If a degree-holder is selected for kitchen training at recruitment time the starting pay could range from Rs. 12,000 to Rs. 15,000. After the training, the salary goes up to Rs. 25,000

Climb up the ladder
Commie 3
Commie 2
Commie 1
Chef de partie
Kitchen executive
Executive Sous Chef
Pastry Chef
Tips ‘n’ trends
Back to the basics
Asian food is hot, especially Japanese.
In Indian food, community and regional cuisines such as Chettinad is in.

Silvatta spices
People want that home-made taste in their foods so learn to grind ginger, garlic, spices on the grind stone. Forget about machines.

Open kitchenBoth big and mid-sized restaurants are all for it, as people like to see their food being cooked right under their noses. But is it a bit unnerving for young chefs?  Open kitchens are the acid test for young chefs, says Bhasin.

Make your own food
Now customers can also cook their meal in five-star ambiences with a little guidance from the chef. So, on a lighter note, if the pasta gets burnt, the customer cannot blame the chef, Bhasin laughs. There’s a lot of innovation in food preperation now as the customer is a part of the whole cooking experience.

Growing demand for institutional food
School canteens, large companies, hospitals, defence establishments

Food processing unitSeveral job opportunities are here for cooks, chefs and food preparation professionals.

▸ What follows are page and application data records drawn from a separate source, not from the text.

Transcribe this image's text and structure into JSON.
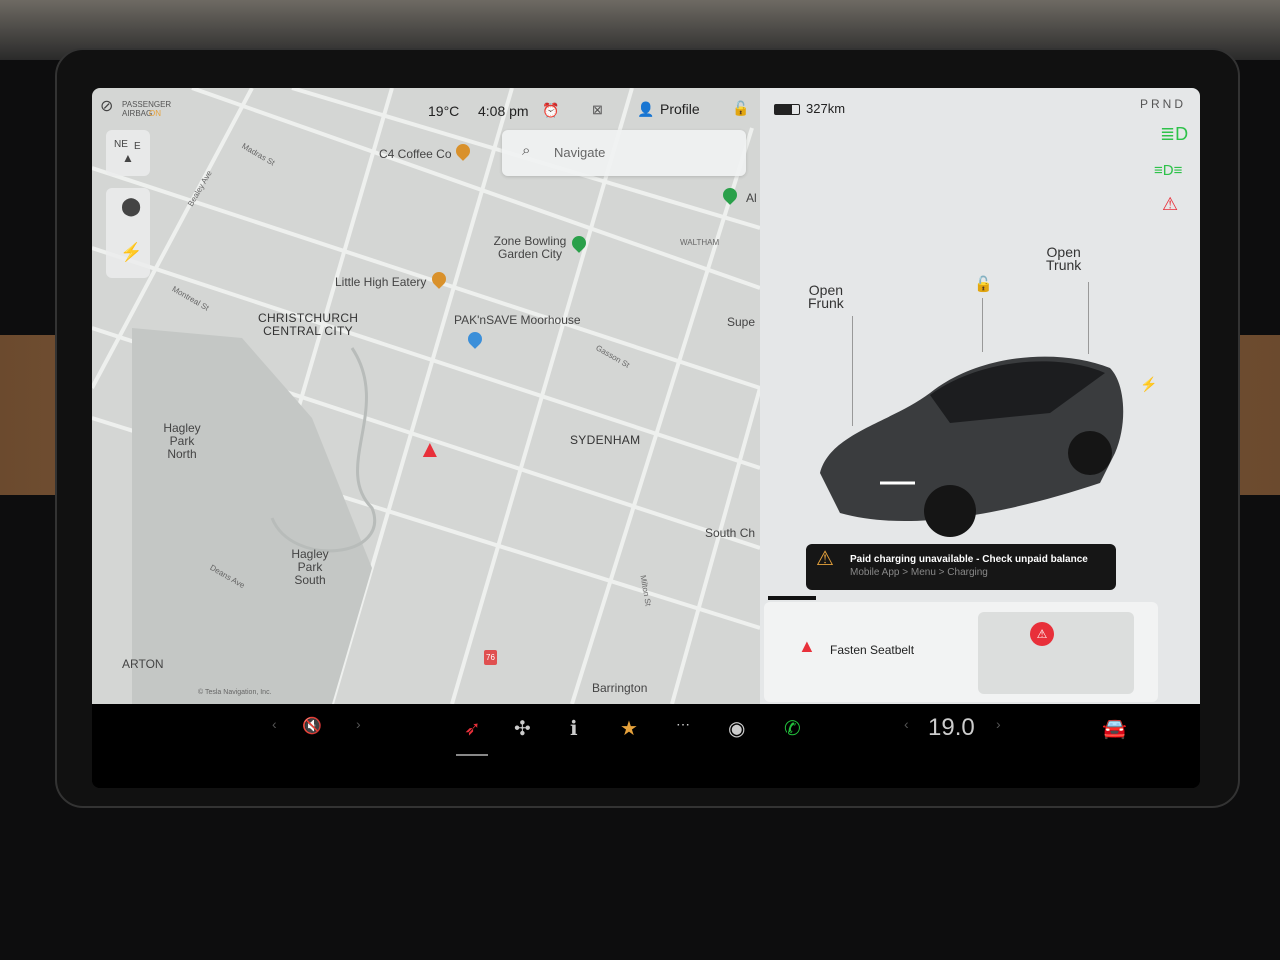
{
  "status_bar": {
    "airbag_line1": "PASSENGER",
    "airbag_line2": "AIRBAG",
    "airbag_state": "ON",
    "temperature": "19°C",
    "time": "4:08 pm",
    "profile": "Profile",
    "range": "327km",
    "gears": "PRND"
  },
  "map": {
    "search_placeholder": "Navigate",
    "compass": {
      "ne": "NE",
      "e": "E"
    },
    "places": [
      "C4 Coffee Co",
      "Zone Bowling Garden City",
      "Little High Eatery",
      "PAK'nSAVE Moorhouse",
      "Barrington",
      "Al"
    ],
    "areas": [
      "CHRISTCHURCH CENTRAL CITY",
      "SYDENHAM",
      "WALTHAM",
      "Hagley Park North",
      "Hagley Park South",
      "ARTON",
      "South Ch",
      "Supe"
    ],
    "streets": [
      "Madras St",
      "Barbadoes St",
      "Bealey Ave",
      "Montreal St",
      "Gasson St",
      "Deans Ave",
      "Milton St"
    ],
    "route_badge": "76",
    "attribution": "© Tesla Navigation, Inc."
  },
  "car": {
    "frunk": "Open\nFrunk",
    "trunk": "Open\nTrunk"
  },
  "alert": {
    "title": "Paid charging unavailable - Check unpaid balance",
    "subtitle": "Mobile App > Menu > Charging"
  },
  "seatbelt": {
    "message": "Fasten Seatbelt"
  },
  "dock": {
    "cabin_temp": "19.0"
  },
  "colors": {
    "accent_red": "#e8303a",
    "indicator_green": "#2ec24a",
    "warning_orange": "#e6a23c",
    "phone_green": "#22c03c"
  }
}
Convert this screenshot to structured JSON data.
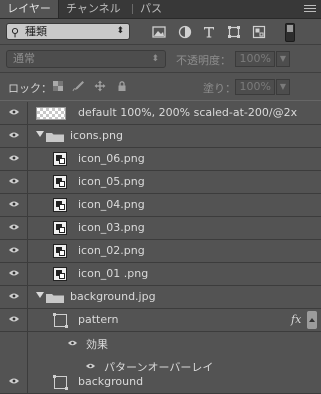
{
  "tabs": [
    {
      "label": "レイヤー",
      "active": true
    },
    {
      "label": "チャンネル",
      "active": false
    },
    {
      "label": "パス",
      "active": false
    }
  ],
  "filter": {
    "kind_label": "種類",
    "icons": [
      "pixel-filter-icon",
      "adjustment-filter-icon",
      "type-filter-icon",
      "shape-filter-icon",
      "smart-object-filter-icon"
    ]
  },
  "blend": {
    "mode": "通常",
    "opacity_label": "不透明度：",
    "opacity_value": "100%"
  },
  "lock": {
    "label": "ロック：",
    "fill_label": "塗り：",
    "fill_value": "100%"
  },
  "layers": [
    {
      "name": "default 100%, 200% scaled-at-200/@2x",
      "type": "pixel"
    },
    {
      "name": "icons.png",
      "type": "group"
    },
    {
      "name": "icon_06.png",
      "type": "smart"
    },
    {
      "name": "icon_05.png",
      "type": "smart"
    },
    {
      "name": "icon_04.png",
      "type": "smart"
    },
    {
      "name": "icon_03.png",
      "type": "smart"
    },
    {
      "name": "icon_02.png",
      "type": "smart"
    },
    {
      "name": "icon_01 .png",
      "type": "smart"
    },
    {
      "name": "background.jpg",
      "type": "group"
    },
    {
      "name": "pattern",
      "type": "shape",
      "fx": "fx"
    },
    {
      "name": "効果",
      "type": "effects"
    },
    {
      "name": "パターンオーバーレイ",
      "type": "effect-item"
    },
    {
      "name": "background",
      "type": "shape"
    }
  ],
  "colors": {
    "panel_bg": "#535353",
    "tab_bar_bg": "#383838",
    "text": "#dadada"
  }
}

Career options
These include food science, food nutrition, menu merchandise, menu engineering, packaged foods, food photography, education, cuisine styling, hospitals, catering, canteen, food journalism and of course, running your own restaurant one day.

No comments:

Post a Comment

Note: Only a member of this blog may post a comment.

Find Us On Facebook